Having Millett eyeing the future is one of the reasons Selectman Vic Hodgkins is pleased he accepted the interim town manager position.
“His experience and reputation both locally and state-wide speaks for itself. Not only is he a respected man with a long history of public service, Sawin’s integrity, and steady hand is just what the town of Paris needs,” Hodgkins wrote in an email. “I look forward to working with him to accomplish great things for our town.”
The budget isn’t the only challenge facing Paris. Another issue that needs to be addressed is the town’s employees who are looking to unionize, Millett said. He also plans to work with the town’s school board directors and county commissioners during their respective budget processes.
Millett wants to “make sure that they understand our concerns as a town and also look at the issues of the upcoming spending plans whether there are options for moderating, if not stabilizing, their increased request. We can do everything we can at the town level and have it all for naught if the county and school district have a larger-than-expected increase.”
This very issue is tied in state valuation. He plans to stay on top of the new numbers that will be released in late February or early March. Millett said the town’s latest reevaluation in Paris will be reflected in the state valuation, “which will determine the town’s share of both the school district budget, as well as the county budget.”
Selectman Sam Elliot noted Millett’s record, including his laundry list of public service.
“He is just a very well known man in the area with great experience and he should be an excellent choice,” Elliot said. “He knows his stuff. He will be really good for us.”
Millett began his professional career as a teacher and coach in Carmel High School in 1959 after graduating from Bates College, according to his background summary. He served in these capacities and later as a principal after obtaining his master’s from the University of Maine until 1971.
His first taste of politics was when he 24 and was elected selectman in Dixmont, serving from 1963-70. Millett credits his parents for interesting him in politics, they were both involved locally and brought him to town meetings.
“I would sit there and enjoy the process and [was] intrigued by the parliamentary procedures as how people came out on a cold Saturday in March were listened to and responded to,” he said, “and I felt maybe I could do something that would be maybe helpful to them answering their questions, as well as following through on their recommendations.”
During the late-’80s, Millett served for three years as a selectman in his hometown of Waterford and to date moderated more than 50 town meetings. He also served in the House of Representatives six times and was the commissioner of education for two governors during the mid- to late-’70s.
Other positions include serving as the legislative director under Gov. John McKernan, then later as finance commissioner, commissioner of the Department of Administrative and Financial Services, policy advisor under Gov. Angus King, associate commissioner for the then-Department of Mental Health/Mental Retardation and Substance Abuse Services and the Western Maine regional director for U.S. Sen. Susan Collins.
Millett lives on the family farm with his wife, Barbara, of 58 years. They have five children, 10 grandchildren and five great-children. He is also a Mason.
He explained in a nutshell his mode of operation in his professional life.

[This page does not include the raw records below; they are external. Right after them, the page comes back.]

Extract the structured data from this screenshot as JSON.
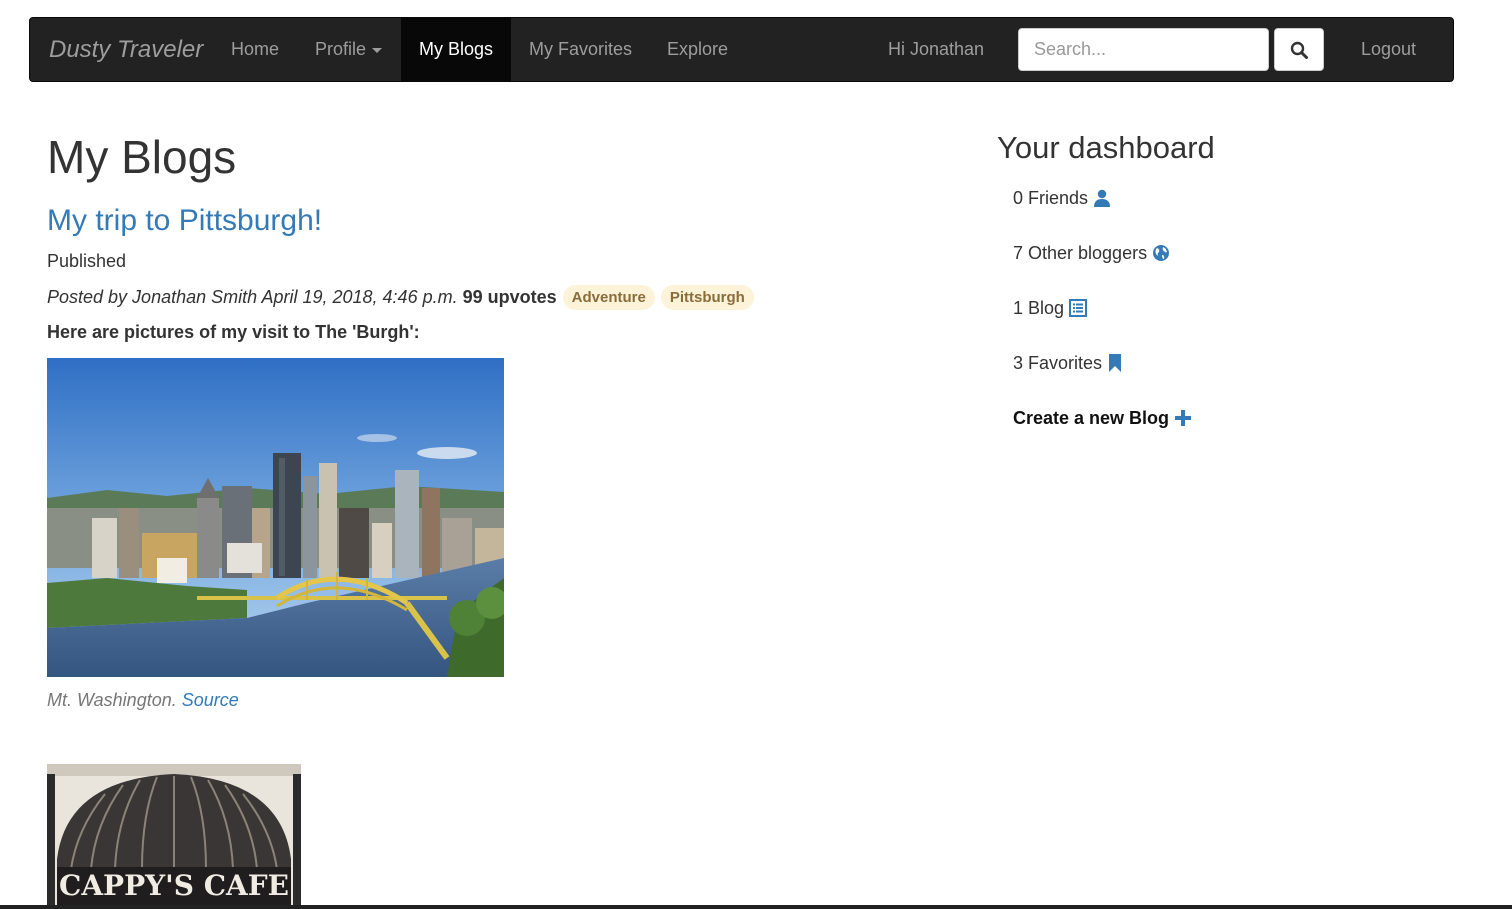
{
  "navbar": {
    "brand": "Dusty Traveler",
    "links": [
      {
        "label": "Home"
      },
      {
        "label": "Profile"
      },
      {
        "label": "My Blogs"
      },
      {
        "label": "My Favorites"
      },
      {
        "label": "Explore"
      }
    ],
    "greeting": "Hi Jonathan",
    "search_placeholder": "Search...",
    "logout_label": "Logout"
  },
  "main": {
    "page_title": "My Blogs",
    "post": {
      "title": "My trip to Pittsburgh!",
      "status": "Published",
      "byline": "Posted by Jonathan Smith April 19, 2018, 4:46 p.m.",
      "upvotes": "99 upvotes",
      "tags": [
        "Adventure",
        "Pittsburgh"
      ],
      "intro": "Here are pictures of my visit to The 'Burgh':",
      "caption_text": "Mt. Washington.",
      "caption_link": "Source",
      "second_image_sign": "CAPPY'S CAFE"
    }
  },
  "sidebar": {
    "title": "Your dashboard",
    "items": [
      {
        "label": "0 Friends",
        "icon": "user-icon"
      },
      {
        "label": "7 Other bloggers",
        "icon": "globe-icon"
      },
      {
        "label": "1 Blog",
        "icon": "list-icon"
      },
      {
        "label": "3 Favorites",
        "icon": "bookmark-icon"
      },
      {
        "label": "Create a new Blog",
        "icon": "plus-icon"
      }
    ]
  },
  "colors": {
    "navbar_bg": "#222222",
    "link_blue": "#337ab7",
    "tag_bg": "#fcf3d9",
    "tag_text": "#8a6d3b"
  }
}
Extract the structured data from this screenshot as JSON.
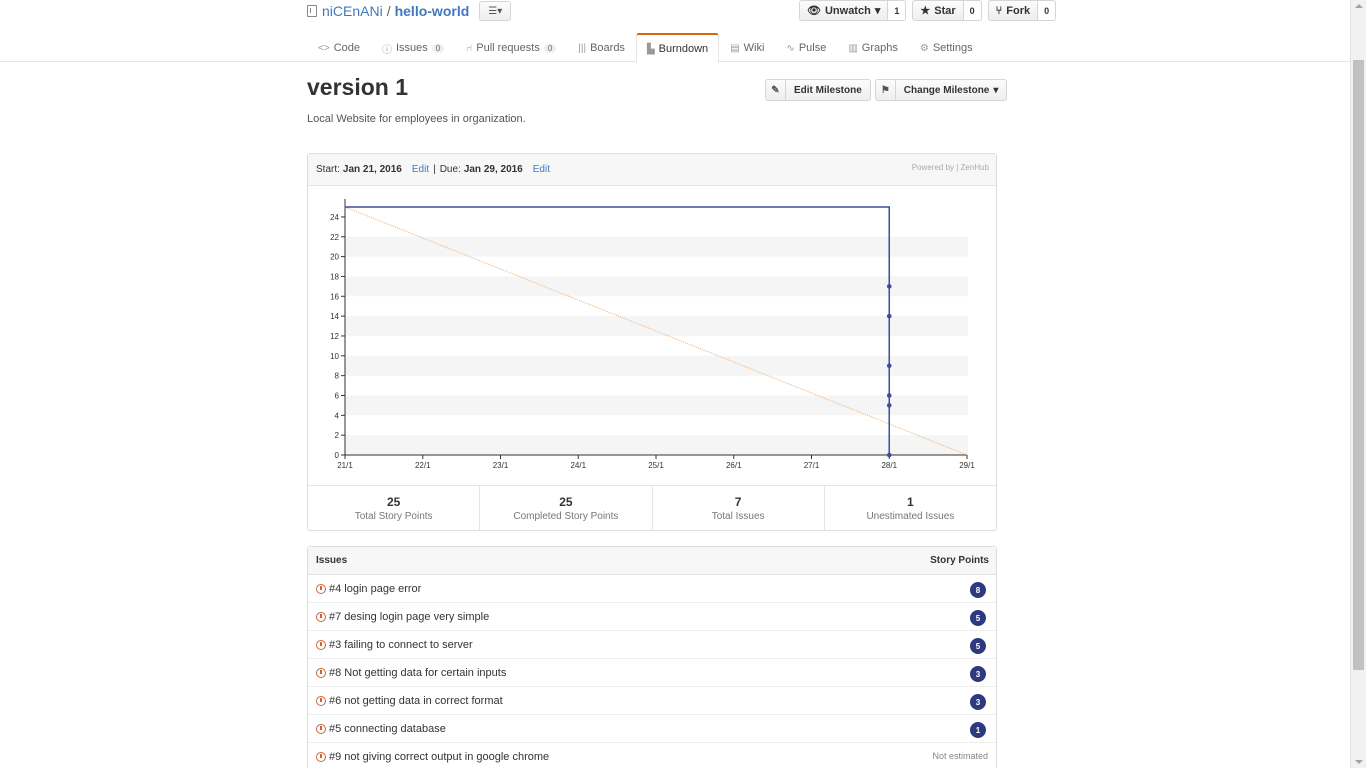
{
  "repo": {
    "owner": "niCEnANi",
    "separator": "/",
    "name": "hello-world",
    "menu_icon": "list-icon"
  },
  "actions": [
    {
      "label": "Unwatch",
      "icon": "eye-icon",
      "caret": true,
      "count": "1"
    },
    {
      "label": "Star",
      "icon": "star-icon",
      "caret": false,
      "count": "0"
    },
    {
      "label": "Fork",
      "icon": "fork-icon",
      "caret": false,
      "count": "0"
    }
  ],
  "tabs": [
    {
      "label": "Code",
      "icon": "code-icon",
      "count": null,
      "selected": false
    },
    {
      "label": "Issues",
      "icon": "issue-icon",
      "count": "0",
      "selected": false
    },
    {
      "label": "Pull requests",
      "icon": "pull-request-icon",
      "count": "0",
      "selected": false
    },
    {
      "label": "Boards",
      "icon": "boards-icon",
      "count": null,
      "selected": false
    },
    {
      "label": "Burndown",
      "icon": "burndown-icon",
      "count": null,
      "selected": true
    },
    {
      "label": "Wiki",
      "icon": "wiki-icon",
      "count": null,
      "selected": false
    },
    {
      "label": "Pulse",
      "icon": "pulse-icon",
      "count": null,
      "selected": false
    },
    {
      "label": "Graphs",
      "icon": "graph-icon",
      "count": null,
      "selected": false
    },
    {
      "label": "Settings",
      "icon": "gear-icon",
      "count": null,
      "selected": false
    }
  ],
  "milestone": {
    "title": "version 1",
    "description": "Local Website for employees in organization.",
    "edit_button": "Edit Milestone",
    "change_button": "Change Milestone",
    "start_label": "Start:",
    "start_date": "Jan 21, 2016",
    "due_label": "Due:",
    "due_date": "Jan 29, 2016",
    "edit_link": "Edit",
    "pipe": "|",
    "powered_by": "Powered by | ZenHub"
  },
  "chart_data": {
    "type": "line",
    "x_tick_labels": [
      "21/1",
      "22/1",
      "23/1",
      "24/1",
      "25/1",
      "26/1",
      "27/1",
      "28/1",
      "29/1"
    ],
    "y_ticks": [
      0,
      2,
      4,
      6,
      8,
      10,
      12,
      14,
      16,
      18,
      20,
      22,
      24
    ],
    "ylim": [
      0,
      25
    ],
    "xlim": [
      0,
      8
    ],
    "grid": "alternating horizontal bands",
    "series": [
      {
        "style": "ideal",
        "color": "#f0b27a",
        "x": [
          0,
          8
        ],
        "y": [
          25,
          0
        ]
      },
      {
        "style": "actual",
        "color": "#3a4d9e",
        "x": [
          0,
          7,
          7
        ],
        "y": [
          25,
          25,
          0
        ],
        "markers": [
          {
            "x": 7,
            "y": 17
          },
          {
            "x": 7,
            "y": 14
          },
          {
            "x": 7,
            "y": 9
          },
          {
            "x": 7,
            "y": 6
          },
          {
            "x": 7,
            "y": 5
          },
          {
            "x": 7,
            "y": 0
          }
        ]
      }
    ]
  },
  "stats": [
    {
      "value": "25",
      "label": "Total Story Points"
    },
    {
      "value": "25",
      "label": "Completed Story Points"
    },
    {
      "value": "7",
      "label": "Total Issues"
    },
    {
      "value": "1",
      "label": "Unestimated Issues"
    }
  ],
  "issues": {
    "header_left": "Issues",
    "header_right": "Story Points",
    "rows": [
      {
        "title": "#4 login page error",
        "points": "8"
      },
      {
        "title": "#7 desing login page very simple",
        "points": "5"
      },
      {
        "title": "#3 failing to connect to server",
        "points": "5"
      },
      {
        "title": "#8 Not getting data for certain inputs",
        "points": "3"
      },
      {
        "title": "#6 not getting data in correct format",
        "points": "3"
      },
      {
        "title": "#5 connecting database",
        "points": "1"
      },
      {
        "title": "#9 not giving correct output in google chrome",
        "points": null,
        "not_estimated": "Not estimated"
      }
    ]
  }
}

“My style of leading and working with boards is one of … civility and respect and also team building. I was also brought up you don’t gain anything by trying to talk your way out of a challenge or blame others where you are in the challenge,” Millett said. “Those two … strategies are approaches I will continue to do and stay away from the blame game.”